Hopkins, 30, spent nine years as a construction worker, graduating through the apprenticeship program with the International Union of Operating Engineers. She was making $23-$28 an hour, but she got laid off every year at the end of the construction season. That made it hard to support herself, her partner and their two children.
Seeking a steadier paycheck, she took a chance on education. She started at Columbus State’s Skilled Trades program in 2006, but soon switched to Paralegal. Paralegals assist lawyers with duties such as research and document preparation, and they do much of the heavy lifting in the legal world.
“After dealing with a notorious local slumlord and Franklin County Housing Court, I realized the law was the field that most interested and motivated me,” Hopkins says.
In June of 2009, she left the construction field to take a job at a gas station. It was a huge pay cut, but the steady schedule allowed her to plan her classes.
The Paralegal program led to another opportunity: While researching the Franklin County Law Library, she saw a job posting for an assistant law librarian. The Columbus State program had already given her the research skills she needed, and a glowing recommendation from a professor sealed the deal.
“Deborah Hoffman, an adjunct instructor for the paralegal program, gave me such a wonderful recommendation my boss said I was the obvious choice,” Hopkins says.
Tom Shanahan, professor in the Paralegal program, says Hopkins will go far in her chosen field. "Arwyn has been a student who is committed not just to law, but to social justice."

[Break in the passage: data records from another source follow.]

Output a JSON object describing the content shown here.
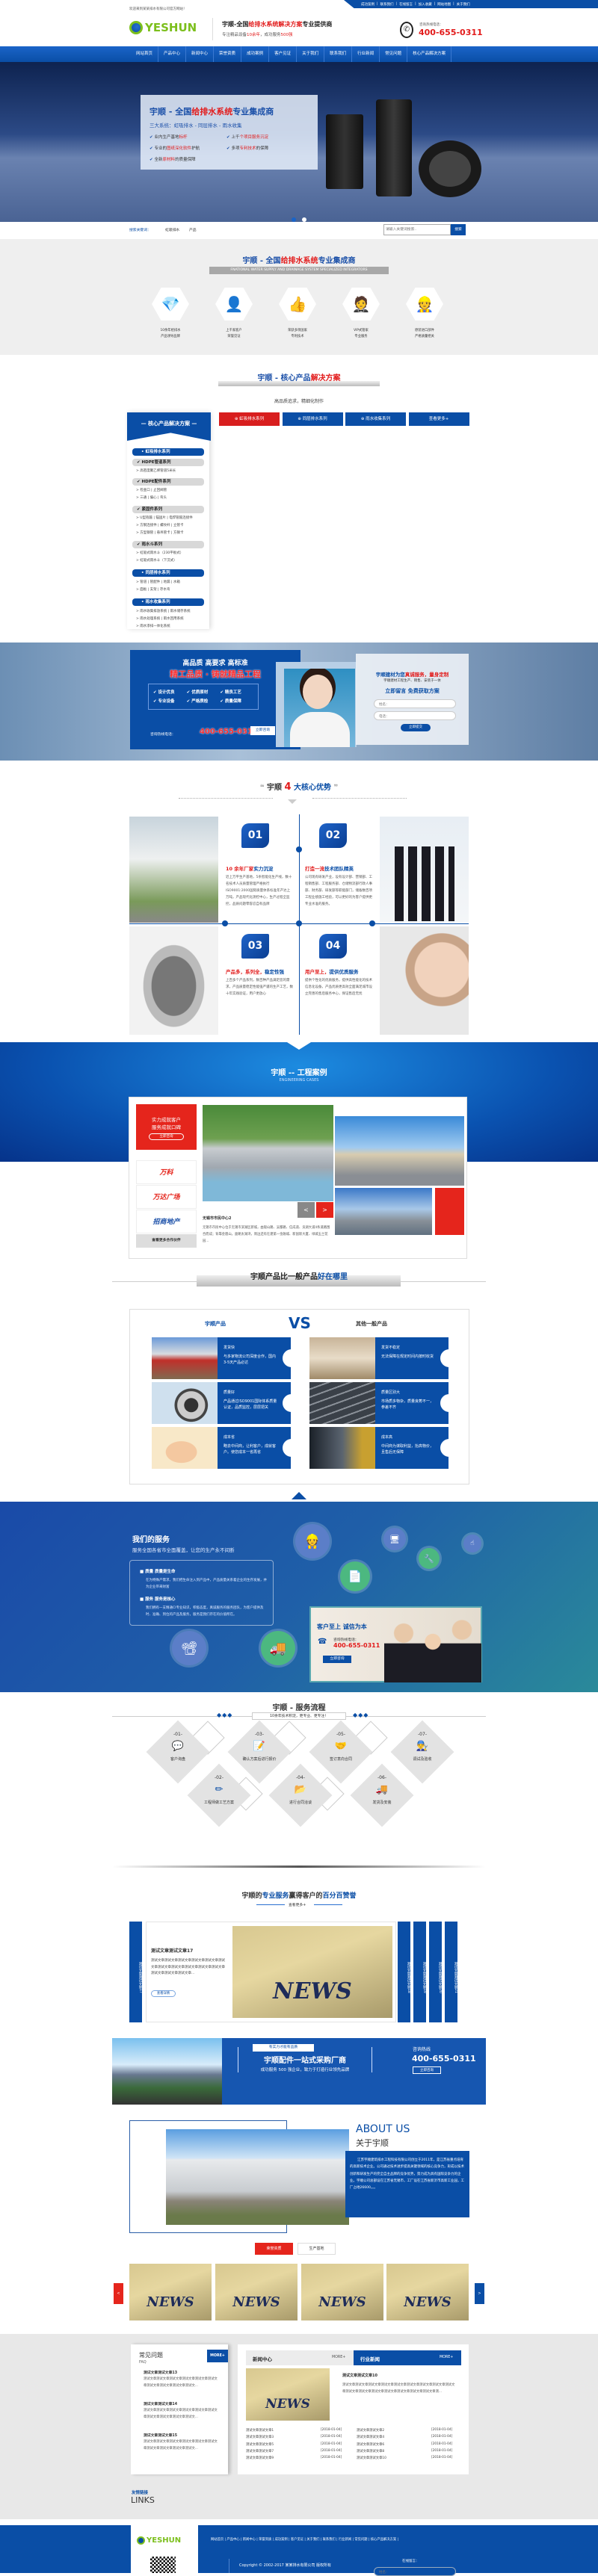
{
  "colors": {
    "brand_blue": "#0a4ea6",
    "accent_red": "#e21b1b",
    "logo_green": "#7cbf1c"
  },
  "topbar": {
    "welcome": "欢迎来到某某排水有限公司官方网站！",
    "links": [
      "成功案例",
      "联系我们",
      "在线留言",
      "加入收藏",
      "网站地图",
      "关于我们"
    ]
  },
  "header": {
    "logo_text": "YESHUN",
    "slogan_a": "宇顺-全国",
    "slogan_b": "给排水系统解决方案",
    "slogan_c": "专业提供商",
    "sub_a": "专注精品设备",
    "sub_b": "10余年",
    "sub_c": "，成功服务",
    "sub_d": "500强",
    "hotline_label": "咨询热线电话：",
    "hotline": "400-655-0311",
    "phone_icon": "phone-icon"
  },
  "nav": [
    "网站首页",
    "产品中心",
    "新闻中心",
    "荣誉资质",
    "成功案例",
    "客户见证",
    "关于我们",
    "联系我们",
    "行业新闻",
    "常见问题",
    "核心产品解决方案"
  ],
  "banner": {
    "title_a": "宇顺 - 全国",
    "title_b": "给排水系统",
    "title_c": "专业集成商",
    "subtitle": "三大系统：虹吸排水 - 同层排水 - 雨水收集",
    "checks": [
      [
        "业内生产基地",
        "标杆"
      ],
      [
        "上千",
        "个项目服务沉淀"
      ],
      [
        "专业的",
        "图纸深化软件",
        "护航"
      ],
      [
        "多项",
        "专利技术",
        "的保障"
      ],
      [
        "全新",
        "原材料",
        "的质量保障"
      ]
    ],
    "dots": 2,
    "active_dot": 1
  },
  "search": {
    "label": "搜索关键词：",
    "keywords": [
      "虹吸排水",
      "产品"
    ],
    "placeholder": "请输入关键词搜索..",
    "button": "搜索"
  },
  "integrator": {
    "title_a": "宇顺 - 全国",
    "title_b": "给排水系统",
    "title_c": "专业集成商",
    "english": "FNATIONAL WATER SUPPLY AND DRAINAGE SYSTEM SPECIALIZED INTEGRATORS",
    "items": [
      {
        "icon": "diamond-icon",
        "l1": "10余年给排水",
        "l2": "产品领导品牌"
      },
      {
        "icon": "user-icon",
        "l1": "上千家客户",
        "l2": "荣誉见证"
      },
      {
        "icon": "thumbs-up-icon",
        "l1": "荣获多项国家",
        "l2": "专利技术"
      },
      {
        "icon": "butler-icon",
        "l1": "VIP式管家",
        "l2": "专业服务"
      },
      {
        "icon": "worker-icon",
        "l1": "原装进口部件",
        "l2": "严格质量把关"
      }
    ]
  },
  "core": {
    "title_a": "宇顺 - 核心产品",
    "title_b": "解决方案",
    "subtitle": "高品质追求，精细化制作",
    "tabs": [
      "虹吸排水系列",
      "同层排水系列",
      "雨水收集系列",
      "查看更多+"
    ],
    "active_tab": 0,
    "sidebar_title": "核心产品解决方案",
    "sidebar": [
      {
        "type": "h",
        "label": "虹吸排水系列"
      },
      {
        "type": "g",
        "label": "HDPE管道系列"
      },
      {
        "type": "i",
        "label": "高密度聚乙烯管道5米长"
      },
      {
        "type": "g",
        "label": "HDPE配件系列"
      },
      {
        "type": "i",
        "label": "检查口 | 止回阀管"
      },
      {
        "type": "i",
        "label": "三通 | 偏心 | 弯头"
      },
      {
        "type": "g",
        "label": "紧固件系列"
      },
      {
        "type": "i",
        "label": "U型抱箍 | 锚固片 | 电焊管箍连接件"
      },
      {
        "type": "i",
        "label": "方钢连接件 | 螺纹杆 | 立管卡"
      },
      {
        "type": "i",
        "label": "方型钢管 | 悬吊管卡 | 方钢卡"
      },
      {
        "type": "g",
        "label": "雨水斗系列"
      },
      {
        "type": "i",
        "label": "虹吸式雨水斗（230平板式）"
      },
      {
        "type": "i",
        "label": "虹吸式雨水斗（下沉式）"
      },
      {
        "type": "h",
        "label": "同层排水系列"
      },
      {
        "type": "i",
        "label": "管道 | 管配件 | 地漏 | 水箱"
      },
      {
        "type": "i",
        "label": "面板 | 支架 | 存水弯"
      },
      {
        "type": "h",
        "label": "雨水收集系列"
      },
      {
        "type": "i",
        "label": "雨水收集排放系统 | 雨水储存系统"
      },
      {
        "type": "i",
        "label": "雨水处理系统 | 雨水回用系统"
      },
      {
        "type": "i",
        "label": "雨水渗排一体化系统"
      }
    ]
  },
  "promo": {
    "line1": "高品质 高要求 高标准",
    "line2": "精工品质 · 铸就精品工程",
    "features": [
      "设计优良",
      "优质原材",
      "精良工艺",
      "专业设备",
      "严格质检",
      "质量保障"
    ],
    "hotline_label": "咨询热线电话：",
    "hotline": "400-655-0311",
    "consult_btn": "立即咨询",
    "form_title_a": "宇顺建材为您",
    "form_title_b": "真诚服务，量身定制",
    "form_sub": "宇顺建材工程生产、销售、安装于一体",
    "form_cta": "立即留言  免费获取方案",
    "name_placeholder": "姓名：",
    "phone_placeholder": "电话：",
    "submit": "立即提交"
  },
  "advantages": {
    "title_a": "宇顺",
    "title_num": "4",
    "title_b": "大核心优势",
    "items": [
      {
        "num": "01",
        "t_red": "10 余年厂家",
        "t_blue": "实力沉淀",
        "text": "近上万平生产基地，5条智能化生产线，数十名技术人员质量管理严格执行ISO9001:2000国际质量体系标准年产达上万吨，产品现代化测控中心，生产过程全监控，品质问题零容忍自有品牌"
      },
      {
        "num": "02",
        "t_red": "打造一流",
        "t_blue": "技术团队精英",
        "text": "公司现有研发产业，设有设计部、营销部、工程销售部、工程服务部、仓储物流部行政人事部、财务部、研发部等职能部门，储备数百项工程业绩施工经验，可以更好的为客户提供更专业水准的服务。"
      },
      {
        "num": "03",
        "t_red": "产品多，系列全，",
        "t_blue": "稳定性强",
        "text": "上百多个产品系列，数百种产品满足您的需求，产品质量稳定性能强严谨的生产工艺，数十年实践验证，用户更放心"
      },
      {
        "num": "04",
        "t_red": "用户至上，",
        "t_blue": "提供优质服务",
        "text": "提供个性化的优质服务，提供高性能化的技术信息化设备，产品优质更高效全面满足城市设立完善的售后服务中心，保证售后无忧"
      }
    ]
  },
  "cases": {
    "title": "宇顺 -- 工程案例",
    "english": "ENGINEERING CASES",
    "promo_l1": "实力成就客户",
    "promo_l2": "服务成就口碑",
    "promo_btn": "立即咨询",
    "partners": [
      "万科",
      "万达广场",
      "招商地产"
    ],
    "partners_more": "查看更多合作伙伴",
    "case_title": "无锡市市民中心2",
    "case_text": "无锡市市民中心位于无锡市滨湖区新城，由观山路、吴都路、信成道、贡湖大道4条道路围合而成；背靠金匮山，面朝太湖湾，周边还有在建第一金融城、新国际大厦、绿城玉兰花园...",
    "prev": "<",
    "next": ">"
  },
  "compare": {
    "title_a": "宇顺产品比一般产品",
    "title_b": "好在哪里",
    "left_head": "宇顺产品",
    "vs": "VS",
    "right_head": "其他一般产品",
    "left": [
      {
        "t": "发货快",
        "d": "与多家物流公司深度合作，国内3-5天产品必达"
      },
      {
        "t": "质量好",
        "d": "产品通过ISO9001国际体系质量认证，品质监控，层层把关"
      },
      {
        "t": "成本省",
        "d": "略去中间商，让利客户，成就客户。使您成本一省再省"
      }
    ],
    "right": [
      {
        "t": "发货不稳定",
        "d": "无法保障在规定时间内按时收货"
      },
      {
        "t": "质量区别大",
        "d": "市场质多物杂，质量良莠不一，参差不齐"
      },
      {
        "t": "成本高",
        "d": "中间商为谋取利益，抬高物价，且售后无保障"
      }
    ]
  },
  "services": {
    "title": "我们的服务",
    "subtitle": "服务全国各省市全面覆盖，让您的生产永不间断",
    "items": [
      {
        "h": "质量  质量是生命",
        "d": "在为特殊产需求，我们把生命注入到产品中，产品质量关系着企业的生存发展，并为企业带来财富"
      },
      {
        "h": "服务  服务是核心",
        "d": "我们拥有一支精通CI专业知识，积极态度，真诚服务的服务团队，为客户提供及时、准确、到位的产品及服务，服务是我们存在的价值所在。"
      }
    ],
    "card_title": "客户至上  诚信为本",
    "card_label": "咨询热线电话：",
    "card_phone": "400-655-0311",
    "card_btn": "立即咨询"
  },
  "process": {
    "title": "宇顺 - 服务流程",
    "subtitle": "10余年技术积淀，更专业、更专注！",
    "steps": [
      {
        "n": "-01-",
        "icon": "chat-icon",
        "l": "客户询盘"
      },
      {
        "n": "-02-",
        "icon": "design-tools-icon",
        "l": "工程师做工艺方案"
      },
      {
        "n": "-03-",
        "icon": "contract-sign-icon",
        "l": "确认方案后进行报价"
      },
      {
        "n": "-04-",
        "icon": "folder-icon",
        "l": "进行合同洽谈"
      },
      {
        "n": "-05-",
        "icon": "handshake-icon",
        "l": "签订意向合同"
      },
      {
        "n": "-06-",
        "icon": "delivery-truck-icon",
        "l": "发货及安装"
      },
      {
        "n": "-07-",
        "icon": "engineer-icon",
        "l": "调试及验收"
      }
    ]
  },
  "testimonials": {
    "title_a": "宇顺的",
    "title_b": "专业服务",
    "title_c": "赢得客户的",
    "title_d": "百分百赞誉",
    "more": "查看更多+",
    "first_strip": "测试文章测试文章17",
    "article_title": "测试文章测试文章17",
    "article_text": "测试文章测试文章测试文章测试文章测试文章测试文章测试文章测试文章测试文章测试文章测试文章测试文章测试文章测试文章...",
    "details_btn": "查看详情",
    "strips": [
      "测试文章测试文章18",
      "测试文章测试文章19",
      "测试文章测试文章20",
      "测试文章测试文章21"
    ],
    "news_word": "NEWS"
  },
  "banner2": {
    "tag": "有实力才能有品质",
    "title": "宇顺配件一站式采购厂商",
    "sub": "成功服务 500 强企业，致力于打造行业领先品牌",
    "hotline_label": "咨询热线",
    "hotline": "400-655-0311",
    "btn": "立即咨询"
  },
  "about": {
    "en": "ABOUT US",
    "cn": "关于宇顺",
    "text": "江苏宇顺建筑排水工程科技有限公司创立于2011年，是江苏省重点培育的高新技术企业。公司通过技术进步提高关键领域的核心竞争力，形成以技术创新和研发生产的完全自主品牌的竞争优势，努力成为具有国际竞争力的企业。宇顺公司总部设在江苏省无锡市，工厂设在江苏省新沂市高新工业园，工厂占地26600。。。"
  },
  "gallery": {
    "tabs": [
      "荣誉资质",
      "生产基地"
    ],
    "active_tab": 0,
    "prev": "<",
    "next": ">",
    "items": [
      "NEWS",
      "NEWS",
      "NEWS",
      "NEWS"
    ]
  },
  "faq": {
    "title": "常见问题",
    "en": "FAQ",
    "more": "MORE+",
    "items": [
      {
        "t": "测试文章测试文章13",
        "d": "测试文章测试文章测试文章测试文章测试文章测试文章测试文章测试文章测试文章测试文..."
      },
      {
        "t": "测试文章测试文章14",
        "d": "测试文章测试文章测试文章测试文章测试文章测试文章测试文章测试文章测试文章测试文..."
      },
      {
        "t": "测试文章测试文章15",
        "d": "测试文章测试文章测试文章测试文章测试文章测试文章测试文章测试文章测试文章测试文..."
      }
    ]
  },
  "news": {
    "tab1": "新闻中心",
    "tab2": "行业新闻",
    "more": "MORE+",
    "feature_title": "测试文章测试文章10",
    "feature_text": "测试文章测试文章测试文章测试文章测试文章测试文章测试文章测试文章测试文章测试文章测试文章测试文章测试文章测试文章测试文章测试文章测...",
    "list": [
      [
        "测试文章测试文章1",
        "[2018-01-04]"
      ],
      [
        "测试文章测试文章2",
        "[2018-01-04]"
      ],
      [
        "测试文章测试文章3",
        "[2018-01-04]"
      ],
      [
        "测试文章测试文章4",
        "[2018-01-04]"
      ],
      [
        "测试文章测试文章5",
        "[2018-01-04]"
      ],
      [
        "测试文章测试文章6",
        "[2018-01-04]"
      ],
      [
        "测试文章测试文章7",
        "[2018-01-04]"
      ],
      [
        "测试文章测试文章8",
        "[2018-01-04]"
      ],
      [
        "测试文章测试文章9",
        "[2018-01-04]"
      ],
      [
        "测试文章测试文章10",
        "[2018-01-04]"
      ]
    ]
  },
  "links": {
    "cn": "友情链接",
    "en": "LINKS"
  },
  "footer": {
    "logo_text": "YESHUN",
    "nav": [
      "网站首页",
      "产品中心",
      "新闻中心",
      "荣誉资质",
      "成功案例",
      "客户见证",
      "关于我们",
      "联系我们",
      "行业新闻",
      "常见问题",
      "核心产品解决方案"
    ],
    "copyright": "Copyright © 2002-2017 某某排水有限公司 版权所有",
    "message_label": "在线留言：",
    "name_placeholder": "姓名："
  }
}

Hopkins graduated the program in March 2011, and now she’s planning to go to Ohio University to complete a bachelor’s degree. Using an innovative “3+1” program, Hopkins will do a third year of general education classes at Columbus State, then complete her fourth year of classes with Ohio University. It’s one of many transfer agreements Columbus State has struck with other colleges.
After that? Arwyn dreams of law school, and then a judgeship.
“That dream used to seem unattainable for a ‘ditch-digger’ like me, until I learned that Franklin County Municipal Court Judge James Green himself was once a union carpenter,” Hopkins says. “If you put your mind to it, you truly can do anything.”